In Reiki One, three weeks ago, I learned that the root chakra represents home. The root chakra is red and located between our legs at the base of our spines. It’s connected to our adrenals. I lost one of my adrenals 17 years ago, the year I got married and bought the house my parents divorced in, where my mother raised me.
The last time I was in my dad’s shed, he offered me his tools. I took a hammer and a plastic sign covered in bird poop and cobwebs that reads HOME. My dad used to put me to sleep with stories about his days wondering, the greyhound buses, the nights on park benches and the moves from one apartment to the next. When he found the house out in the country a new mantra came to him. HOME. I cleaned off the sign and put it in my window under the street sign my friend stole for me in high school, East Valley Drive.

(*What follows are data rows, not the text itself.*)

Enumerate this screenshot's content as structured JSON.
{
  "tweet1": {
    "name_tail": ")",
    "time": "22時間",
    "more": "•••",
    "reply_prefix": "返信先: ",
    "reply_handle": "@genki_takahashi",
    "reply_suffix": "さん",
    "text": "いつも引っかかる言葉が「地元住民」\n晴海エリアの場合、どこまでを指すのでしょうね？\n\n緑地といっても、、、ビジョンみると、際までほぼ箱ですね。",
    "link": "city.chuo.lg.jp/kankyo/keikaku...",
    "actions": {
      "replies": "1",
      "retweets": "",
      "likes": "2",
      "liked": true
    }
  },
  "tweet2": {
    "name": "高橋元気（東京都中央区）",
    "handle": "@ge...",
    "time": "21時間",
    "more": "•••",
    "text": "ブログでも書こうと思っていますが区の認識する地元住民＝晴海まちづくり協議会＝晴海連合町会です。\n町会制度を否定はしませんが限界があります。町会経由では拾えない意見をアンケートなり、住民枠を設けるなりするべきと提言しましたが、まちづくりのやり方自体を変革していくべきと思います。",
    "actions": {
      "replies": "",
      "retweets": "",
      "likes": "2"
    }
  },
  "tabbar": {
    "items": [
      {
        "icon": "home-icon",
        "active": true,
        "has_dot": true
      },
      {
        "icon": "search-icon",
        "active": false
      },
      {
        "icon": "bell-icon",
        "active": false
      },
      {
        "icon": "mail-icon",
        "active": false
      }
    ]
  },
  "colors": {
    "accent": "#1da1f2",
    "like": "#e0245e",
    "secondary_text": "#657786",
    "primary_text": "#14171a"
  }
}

We had our front porch re-tiled this week. The elegant design of the four different patterns of blue and white tiles is a thing of real beauty. It took many years in this house for me to care about it. I’d wanted to live anywhere but here, anywhere but in my skin, with anyone but myself. I don’t know if we will move or if we will stay. The answer to that question changes every time I ask it. But I’m ready to take away the broken parts, to fix what I can, to make it as beautiful as possible while we’re here.
Last week my dad and stepmother accepted a contract on their house out in the country, the house that has been their haven for the past 25 years. This week my stepmother was admitted to the hospital with a collapsed lung, a complication of her advanced stage 4 ovarian cancer. My father has Lewy Body Dementia, a combination of Parkinson’s and Alzheimer’s, paired with hallucinations, and can no longer drive. This week I have been calling eldercare lawyers and real estate agents, helping my parents find and fill out the paperwork for somewhere closer to town. It is a devastating, beautiful honor in the midst of so much upheaval to help them find a smaller, more manageable home.
My dad told me I was doing such a good job being a grown up I should win the Nobel Prize. But that’s just because I could find the way back to Mary’s hospital room from the cafeteria. I have no idea what I’m doing or how to do it, so I’m accepting all the help I can, human and divine.
In the mornings I press my hands between my thighs, holding my hot palms against the soft centers, and I pray. May we all find something we can, at least for a while, call home.